[Given data]
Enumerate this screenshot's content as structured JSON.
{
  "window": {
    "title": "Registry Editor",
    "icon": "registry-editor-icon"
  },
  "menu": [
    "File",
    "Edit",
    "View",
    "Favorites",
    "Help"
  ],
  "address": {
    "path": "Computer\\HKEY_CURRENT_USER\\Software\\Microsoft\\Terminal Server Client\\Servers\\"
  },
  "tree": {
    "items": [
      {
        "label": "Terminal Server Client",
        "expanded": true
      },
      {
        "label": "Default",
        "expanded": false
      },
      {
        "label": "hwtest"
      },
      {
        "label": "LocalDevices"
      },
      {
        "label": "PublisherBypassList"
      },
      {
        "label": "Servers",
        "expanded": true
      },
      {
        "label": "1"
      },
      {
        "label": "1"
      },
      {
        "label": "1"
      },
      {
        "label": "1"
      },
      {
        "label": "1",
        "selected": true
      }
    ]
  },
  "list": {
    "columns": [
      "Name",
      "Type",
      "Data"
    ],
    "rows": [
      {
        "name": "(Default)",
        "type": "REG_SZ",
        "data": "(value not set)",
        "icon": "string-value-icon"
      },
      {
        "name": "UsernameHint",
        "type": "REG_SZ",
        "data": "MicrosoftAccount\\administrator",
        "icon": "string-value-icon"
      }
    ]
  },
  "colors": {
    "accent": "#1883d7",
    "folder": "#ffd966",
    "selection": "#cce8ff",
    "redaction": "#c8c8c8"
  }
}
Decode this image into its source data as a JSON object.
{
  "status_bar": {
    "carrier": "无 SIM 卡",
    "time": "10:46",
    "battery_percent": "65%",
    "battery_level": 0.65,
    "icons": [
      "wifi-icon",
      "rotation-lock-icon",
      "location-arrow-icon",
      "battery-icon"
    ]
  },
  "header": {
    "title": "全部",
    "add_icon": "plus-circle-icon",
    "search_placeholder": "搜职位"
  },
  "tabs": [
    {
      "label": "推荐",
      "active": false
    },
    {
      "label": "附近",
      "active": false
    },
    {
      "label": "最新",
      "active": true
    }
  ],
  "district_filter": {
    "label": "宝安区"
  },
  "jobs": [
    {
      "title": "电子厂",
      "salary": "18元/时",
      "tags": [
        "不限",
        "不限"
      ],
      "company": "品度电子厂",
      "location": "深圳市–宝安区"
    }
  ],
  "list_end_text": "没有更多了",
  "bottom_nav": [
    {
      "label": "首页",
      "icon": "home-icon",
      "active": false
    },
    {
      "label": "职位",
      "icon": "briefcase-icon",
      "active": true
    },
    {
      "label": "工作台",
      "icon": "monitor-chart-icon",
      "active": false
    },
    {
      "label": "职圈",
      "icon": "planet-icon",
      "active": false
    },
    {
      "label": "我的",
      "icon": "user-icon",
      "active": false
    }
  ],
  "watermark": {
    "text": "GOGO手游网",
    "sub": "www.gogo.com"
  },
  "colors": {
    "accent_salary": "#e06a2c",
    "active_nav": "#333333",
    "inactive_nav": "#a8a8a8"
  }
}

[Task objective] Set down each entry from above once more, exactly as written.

[Your response]
Enumerate this screenshot's content as structured JSON.
{
  "window": {
    "title": "Registry Editor",
    "icon": "registry-editor-icon"
  },
  "menu": [
    "File",
    "Edit",
    "View",
    "Favorites",
    "Help"
  ],
  "address": {
    "path": "Computer\\HKEY_CURRENT_USER\\Software\\Microsoft\\Terminal Server Client\\Servers\\"
  },
  "tree": {
    "items": [
      {
        "label": "Terminal Server Client",
        "expanded": true
      },
      {
        "label": "Default",
        "expanded": false
      },
      {
        "label": "hwtest"
      },
      {
        "label": "LocalDevices"
      },
      {
        "label": "PublisherBypassList"
      },
      {
        "label": "Servers",
        "expanded": true
      },
      {
        "label": "1"
      },
      {
        "label": "1"
      },
      {
        "label": "1"
      },
      {
        "label": "1"
      },
      {
        "label": "1",
        "selected": true
      }
    ]
  },
  "list": {
    "columns": [
      "Name",
      "Type",
      "Data"
    ],
    "rows": [
      {
        "name": "(Default)",
        "type": "REG_SZ",
        "data": "(value not set)",
        "icon": "string-value-icon"
      },
      {
        "name": "UsernameHint",
        "type": "REG_SZ",
        "data": "MicrosoftAccount\\administrator",
        "icon": "string-value-icon"
      }
    ]
  },
  "colors": {
    "accent": "#1883d7",
    "folder": "#ffd966",
    "selection": "#cce8ff",
    "redaction": "#c8c8c8"
  }
}
Decode this image into its source data as a JSON object.
{
  "status_bar": {
    "carrier": "无 SIM 卡",
    "time": "10:46",
    "battery_percent": "65%",
    "battery_level": 0.65,
    "icons": [
      "wifi-icon",
      "rotation-lock-icon",
      "location-arrow-icon",
      "battery-icon"
    ]
  },
  "header": {
    "title": "全部",
    "add_icon": "plus-circle-icon",
    "search_placeholder": "搜职位"
  },
  "tabs": [
    {
      "label": "推荐",
      "active": false
    },
    {
      "label": "附近",
      "active": false
    },
    {
      "label": "最新",
      "active": true
    }
  ],
  "district_filter": {
    "label": "宝安区"
  },
  "jobs": [
    {
      "title": "电子厂",
      "salary": "18元/时",
      "tags": [
        "不限",
        "不限"
      ],
      "company": "品度电子厂",
      "location": "深圳市–宝安区"
    }
  ],
  "list_end_text": "没有更多了",
  "bottom_nav": [
    {
      "label": "首页",
      "icon": "home-icon",
      "active": false
    },
    {
      "label": "职位",
      "icon": "briefcase-icon",
      "active": true
    },
    {
      "label": "工作台",
      "icon": "monitor-chart-icon",
      "active": false
    },
    {
      "label": "职圈",
      "icon": "planet-icon",
      "active": false
    },
    {
      "label": "我的",
      "icon": "user-icon",
      "active": false
    }
  ],
  "watermark": {
    "text": "GOGO手游网",
    "sub": "www.gogo.com"
  },
  "colors": {
    "accent_salary": "#e06a2c",
    "active_nav": "#333333",
    "inactive_nav": "#a8a8a8"
  }
}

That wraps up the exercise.